## Listed entries
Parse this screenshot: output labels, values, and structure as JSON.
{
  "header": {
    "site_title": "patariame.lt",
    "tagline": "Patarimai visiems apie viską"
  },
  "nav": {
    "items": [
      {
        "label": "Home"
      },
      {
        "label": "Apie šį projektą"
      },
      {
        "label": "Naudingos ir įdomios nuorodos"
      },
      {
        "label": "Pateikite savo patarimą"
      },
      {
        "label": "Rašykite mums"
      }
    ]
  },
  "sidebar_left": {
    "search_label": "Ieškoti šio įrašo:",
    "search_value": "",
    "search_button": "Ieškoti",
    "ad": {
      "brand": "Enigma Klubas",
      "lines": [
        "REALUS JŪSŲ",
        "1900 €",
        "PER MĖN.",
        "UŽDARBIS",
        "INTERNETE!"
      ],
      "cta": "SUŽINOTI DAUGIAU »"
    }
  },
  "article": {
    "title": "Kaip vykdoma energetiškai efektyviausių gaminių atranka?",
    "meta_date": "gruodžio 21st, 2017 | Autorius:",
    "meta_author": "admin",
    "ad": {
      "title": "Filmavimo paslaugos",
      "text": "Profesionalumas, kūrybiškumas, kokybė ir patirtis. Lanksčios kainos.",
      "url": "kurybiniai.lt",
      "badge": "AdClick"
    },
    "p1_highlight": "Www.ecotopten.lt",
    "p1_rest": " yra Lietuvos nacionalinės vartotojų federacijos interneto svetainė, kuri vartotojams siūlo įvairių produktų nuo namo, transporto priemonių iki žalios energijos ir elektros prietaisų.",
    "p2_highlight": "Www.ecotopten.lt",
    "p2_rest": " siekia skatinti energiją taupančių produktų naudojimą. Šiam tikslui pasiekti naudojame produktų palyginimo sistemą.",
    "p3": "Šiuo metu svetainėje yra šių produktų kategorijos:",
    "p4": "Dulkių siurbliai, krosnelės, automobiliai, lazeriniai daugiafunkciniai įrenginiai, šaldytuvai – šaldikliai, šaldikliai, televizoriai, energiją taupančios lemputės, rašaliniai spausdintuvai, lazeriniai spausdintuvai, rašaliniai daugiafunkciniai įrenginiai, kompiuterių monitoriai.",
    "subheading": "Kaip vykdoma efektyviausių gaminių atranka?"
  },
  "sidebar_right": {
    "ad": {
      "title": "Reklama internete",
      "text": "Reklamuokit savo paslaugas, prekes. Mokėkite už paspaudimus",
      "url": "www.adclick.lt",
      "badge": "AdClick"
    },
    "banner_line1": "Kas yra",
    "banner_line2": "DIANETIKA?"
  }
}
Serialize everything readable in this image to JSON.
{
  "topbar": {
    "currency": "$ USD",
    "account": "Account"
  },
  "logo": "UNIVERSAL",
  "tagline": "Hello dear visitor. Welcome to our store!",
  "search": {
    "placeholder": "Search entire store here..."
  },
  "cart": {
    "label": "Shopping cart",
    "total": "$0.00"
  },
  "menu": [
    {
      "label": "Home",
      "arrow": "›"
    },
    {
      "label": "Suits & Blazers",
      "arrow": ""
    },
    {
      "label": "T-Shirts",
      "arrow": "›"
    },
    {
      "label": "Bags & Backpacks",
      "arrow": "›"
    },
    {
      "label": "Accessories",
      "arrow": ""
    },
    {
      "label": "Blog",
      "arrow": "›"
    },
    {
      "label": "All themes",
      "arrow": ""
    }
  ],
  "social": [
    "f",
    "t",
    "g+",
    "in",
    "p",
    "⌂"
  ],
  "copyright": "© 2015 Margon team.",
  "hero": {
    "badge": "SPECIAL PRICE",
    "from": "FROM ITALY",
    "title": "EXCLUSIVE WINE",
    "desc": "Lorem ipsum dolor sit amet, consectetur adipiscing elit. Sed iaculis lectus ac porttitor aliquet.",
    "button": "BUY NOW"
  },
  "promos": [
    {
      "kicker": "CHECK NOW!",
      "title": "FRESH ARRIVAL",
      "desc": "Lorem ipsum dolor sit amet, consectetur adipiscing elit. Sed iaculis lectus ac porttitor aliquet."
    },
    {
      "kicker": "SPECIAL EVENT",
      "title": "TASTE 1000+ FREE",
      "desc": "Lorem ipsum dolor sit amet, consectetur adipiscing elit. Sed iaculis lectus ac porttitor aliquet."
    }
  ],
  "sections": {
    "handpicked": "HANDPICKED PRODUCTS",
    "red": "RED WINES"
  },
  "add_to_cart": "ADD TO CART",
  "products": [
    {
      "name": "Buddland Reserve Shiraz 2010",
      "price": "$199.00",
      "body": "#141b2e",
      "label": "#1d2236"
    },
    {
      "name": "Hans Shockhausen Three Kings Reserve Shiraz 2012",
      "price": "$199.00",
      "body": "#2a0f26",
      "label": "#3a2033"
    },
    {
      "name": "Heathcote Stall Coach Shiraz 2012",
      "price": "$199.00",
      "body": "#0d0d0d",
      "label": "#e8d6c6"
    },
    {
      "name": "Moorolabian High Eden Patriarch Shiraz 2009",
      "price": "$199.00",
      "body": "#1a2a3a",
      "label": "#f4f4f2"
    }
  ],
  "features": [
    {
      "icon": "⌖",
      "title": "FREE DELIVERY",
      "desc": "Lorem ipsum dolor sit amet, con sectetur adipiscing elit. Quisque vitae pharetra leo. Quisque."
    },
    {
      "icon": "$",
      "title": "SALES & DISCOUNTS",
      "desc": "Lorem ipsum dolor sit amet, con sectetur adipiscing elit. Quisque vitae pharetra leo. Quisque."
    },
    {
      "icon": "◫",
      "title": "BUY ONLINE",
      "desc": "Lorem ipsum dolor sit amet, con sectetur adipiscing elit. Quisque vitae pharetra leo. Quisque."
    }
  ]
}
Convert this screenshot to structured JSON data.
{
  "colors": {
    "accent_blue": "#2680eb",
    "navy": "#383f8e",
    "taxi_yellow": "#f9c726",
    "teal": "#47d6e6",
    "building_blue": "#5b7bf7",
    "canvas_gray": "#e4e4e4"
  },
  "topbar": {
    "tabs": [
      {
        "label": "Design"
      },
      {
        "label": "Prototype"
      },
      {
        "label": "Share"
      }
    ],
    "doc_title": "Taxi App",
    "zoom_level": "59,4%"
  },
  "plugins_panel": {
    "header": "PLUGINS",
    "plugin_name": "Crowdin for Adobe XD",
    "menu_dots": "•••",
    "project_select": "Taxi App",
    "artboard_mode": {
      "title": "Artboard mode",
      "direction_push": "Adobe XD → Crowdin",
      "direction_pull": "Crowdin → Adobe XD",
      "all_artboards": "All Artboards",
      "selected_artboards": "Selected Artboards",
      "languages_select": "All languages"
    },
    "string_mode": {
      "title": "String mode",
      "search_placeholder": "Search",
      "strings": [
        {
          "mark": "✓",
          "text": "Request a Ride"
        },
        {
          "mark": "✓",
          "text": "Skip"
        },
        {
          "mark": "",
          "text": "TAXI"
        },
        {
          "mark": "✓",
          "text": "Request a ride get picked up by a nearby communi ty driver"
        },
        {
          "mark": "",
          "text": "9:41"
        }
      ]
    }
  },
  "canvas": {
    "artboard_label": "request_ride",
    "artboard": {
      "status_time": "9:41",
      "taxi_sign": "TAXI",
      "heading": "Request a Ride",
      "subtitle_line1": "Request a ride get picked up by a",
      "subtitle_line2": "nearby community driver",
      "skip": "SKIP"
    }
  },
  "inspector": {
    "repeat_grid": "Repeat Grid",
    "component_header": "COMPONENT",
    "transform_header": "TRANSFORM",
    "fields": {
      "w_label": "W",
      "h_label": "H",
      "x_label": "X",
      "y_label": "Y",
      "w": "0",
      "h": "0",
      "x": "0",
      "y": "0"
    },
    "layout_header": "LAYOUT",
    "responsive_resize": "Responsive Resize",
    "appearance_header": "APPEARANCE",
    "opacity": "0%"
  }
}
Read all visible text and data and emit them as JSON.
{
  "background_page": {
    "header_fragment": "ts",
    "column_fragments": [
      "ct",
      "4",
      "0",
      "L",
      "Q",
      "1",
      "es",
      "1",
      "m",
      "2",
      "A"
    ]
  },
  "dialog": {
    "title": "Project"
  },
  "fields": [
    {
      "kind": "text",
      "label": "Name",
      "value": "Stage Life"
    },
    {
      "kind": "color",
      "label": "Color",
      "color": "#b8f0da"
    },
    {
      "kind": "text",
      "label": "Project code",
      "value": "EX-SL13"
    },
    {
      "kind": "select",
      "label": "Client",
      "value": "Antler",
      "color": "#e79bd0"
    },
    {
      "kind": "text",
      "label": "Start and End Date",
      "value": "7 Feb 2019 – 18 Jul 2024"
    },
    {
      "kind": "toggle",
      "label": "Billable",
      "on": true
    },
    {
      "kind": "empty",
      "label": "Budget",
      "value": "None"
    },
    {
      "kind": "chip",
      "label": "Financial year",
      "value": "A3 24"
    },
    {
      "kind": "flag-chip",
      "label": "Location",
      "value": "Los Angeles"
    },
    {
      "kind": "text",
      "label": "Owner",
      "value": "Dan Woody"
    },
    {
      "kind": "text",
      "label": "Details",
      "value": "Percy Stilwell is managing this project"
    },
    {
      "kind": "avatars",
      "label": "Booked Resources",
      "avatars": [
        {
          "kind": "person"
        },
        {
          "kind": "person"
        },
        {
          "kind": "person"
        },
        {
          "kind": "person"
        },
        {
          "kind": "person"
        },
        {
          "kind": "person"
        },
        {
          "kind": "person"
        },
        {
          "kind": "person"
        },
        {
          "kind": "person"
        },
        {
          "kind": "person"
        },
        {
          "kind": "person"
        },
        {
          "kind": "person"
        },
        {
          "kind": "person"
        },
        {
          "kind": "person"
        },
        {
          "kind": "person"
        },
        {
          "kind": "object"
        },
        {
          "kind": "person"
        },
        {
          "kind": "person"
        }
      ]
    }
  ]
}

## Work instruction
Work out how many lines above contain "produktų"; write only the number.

## Answer space
3